When Ashlee Simpson wasn’t in sync with the song she was lip-synching on “Saturday Night Live,” the public had a Wizard-of-Oz-like-moment, a glimpse behind the curtain of faux entertainers.
The way our gal Ashlee handled it all was rather graceless. There was the bizarre Axl Rose-like jig, the walking off stage, and, of course, the unforgivable: lying about it and blaming her band.
We’d pay good money to hear Elton John rant on about this one. Fans rallied to Ashlee’s defense. Well, not exactly.

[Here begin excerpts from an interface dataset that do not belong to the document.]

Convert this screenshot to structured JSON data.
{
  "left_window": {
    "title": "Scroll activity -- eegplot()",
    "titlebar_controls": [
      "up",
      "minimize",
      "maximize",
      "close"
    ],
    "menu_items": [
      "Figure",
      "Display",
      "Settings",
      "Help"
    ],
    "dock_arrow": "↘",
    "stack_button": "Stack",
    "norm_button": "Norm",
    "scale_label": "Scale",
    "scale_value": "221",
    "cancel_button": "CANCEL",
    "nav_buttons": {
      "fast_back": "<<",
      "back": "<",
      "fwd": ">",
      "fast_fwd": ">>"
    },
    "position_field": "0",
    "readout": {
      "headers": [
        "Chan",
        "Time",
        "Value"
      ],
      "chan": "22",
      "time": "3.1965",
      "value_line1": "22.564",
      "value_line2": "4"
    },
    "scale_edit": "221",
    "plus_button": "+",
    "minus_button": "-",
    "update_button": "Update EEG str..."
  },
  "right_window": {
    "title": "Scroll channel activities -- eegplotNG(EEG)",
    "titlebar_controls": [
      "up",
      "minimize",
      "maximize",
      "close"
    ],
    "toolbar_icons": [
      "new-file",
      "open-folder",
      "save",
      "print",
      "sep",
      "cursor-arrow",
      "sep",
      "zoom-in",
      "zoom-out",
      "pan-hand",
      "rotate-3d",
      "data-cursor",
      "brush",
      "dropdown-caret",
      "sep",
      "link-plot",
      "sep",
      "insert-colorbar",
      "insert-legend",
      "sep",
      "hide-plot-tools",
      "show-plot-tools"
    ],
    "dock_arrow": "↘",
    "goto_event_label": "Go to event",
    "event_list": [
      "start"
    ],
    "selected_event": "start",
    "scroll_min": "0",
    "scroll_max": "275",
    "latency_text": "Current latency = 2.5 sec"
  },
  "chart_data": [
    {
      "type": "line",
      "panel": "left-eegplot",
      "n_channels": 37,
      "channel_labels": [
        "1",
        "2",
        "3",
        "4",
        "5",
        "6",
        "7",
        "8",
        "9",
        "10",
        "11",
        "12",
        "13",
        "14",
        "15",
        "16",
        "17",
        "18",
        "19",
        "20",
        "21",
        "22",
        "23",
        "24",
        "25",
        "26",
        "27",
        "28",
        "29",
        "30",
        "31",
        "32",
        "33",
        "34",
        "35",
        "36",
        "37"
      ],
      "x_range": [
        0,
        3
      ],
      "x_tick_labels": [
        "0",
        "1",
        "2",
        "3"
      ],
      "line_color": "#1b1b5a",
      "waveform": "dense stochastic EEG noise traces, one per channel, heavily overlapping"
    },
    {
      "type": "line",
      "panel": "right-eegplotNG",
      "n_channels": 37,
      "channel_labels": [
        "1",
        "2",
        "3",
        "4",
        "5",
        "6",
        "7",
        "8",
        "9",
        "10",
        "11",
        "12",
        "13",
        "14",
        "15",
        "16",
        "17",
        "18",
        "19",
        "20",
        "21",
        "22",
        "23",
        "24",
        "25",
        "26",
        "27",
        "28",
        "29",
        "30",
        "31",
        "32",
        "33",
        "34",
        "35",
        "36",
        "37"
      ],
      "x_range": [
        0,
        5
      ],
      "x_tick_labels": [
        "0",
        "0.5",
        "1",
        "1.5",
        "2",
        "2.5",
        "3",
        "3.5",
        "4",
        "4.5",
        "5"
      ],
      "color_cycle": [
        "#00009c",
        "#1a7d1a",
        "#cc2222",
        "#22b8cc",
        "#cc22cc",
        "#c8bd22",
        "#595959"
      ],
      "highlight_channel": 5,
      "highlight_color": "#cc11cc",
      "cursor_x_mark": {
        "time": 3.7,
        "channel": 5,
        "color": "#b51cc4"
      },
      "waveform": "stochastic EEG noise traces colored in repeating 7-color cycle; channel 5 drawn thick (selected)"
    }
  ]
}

“I am throwing out your CD and deleting you from my computer,” ex-fan Carly wrote on the “Community Board” of Simpson’s Web site. “Do you think we are stupid? . . . I never felt this strongly about something and I am not the only one. Ashley you are a fake and you lost fans because you lied and cheated them.”
“How lame that you blamed your band WHEN THEY SAVED YOU’RE A--?” wrote “Everythingintime.” “People think you [stink] for lying not because of the ‘lip syncing’ thing.”
“Ash u've disappointed me,” wrote “Kwewest” “i personally think u should be dropped. . . . I know many of these artists like britney do the same thing and get away with it but u have to take the fall like Martha Stewart.”
Why do we care? Is it because she had the No. 1 song in the country? Is it because she is the marginally kid sister of another star who has rocketed on fame on a mediocre voice and reality show phoniness? Is it because the entertainment world has become so manufactured, so packed with pre-fab stars that it was gratifying to watch one of them get busted? Or is it because we have discovered something that we actually knew all along? It was as if we had all seen Star Jones’s wig fall off or one of Victoria Beckham’s fake breasts deflate: the deeply satisfying sensation of having our suspicions confirmed.
As with so many celeb foibles, there are lessons to be learned for us ordinary citizens.
1. Don’t fake it.2. Don’t lie to cover up a mistake.3. If you make a fool of yourself in public, don’t compound the problem by doing a jig.
But let’s not confuse this whole episode with the Milli Vanilli scandal. At least those two guys could dance.
Jeannette Walls is the celebrity gossip voice of MSNBC.com. She delivers Monday through Thursday.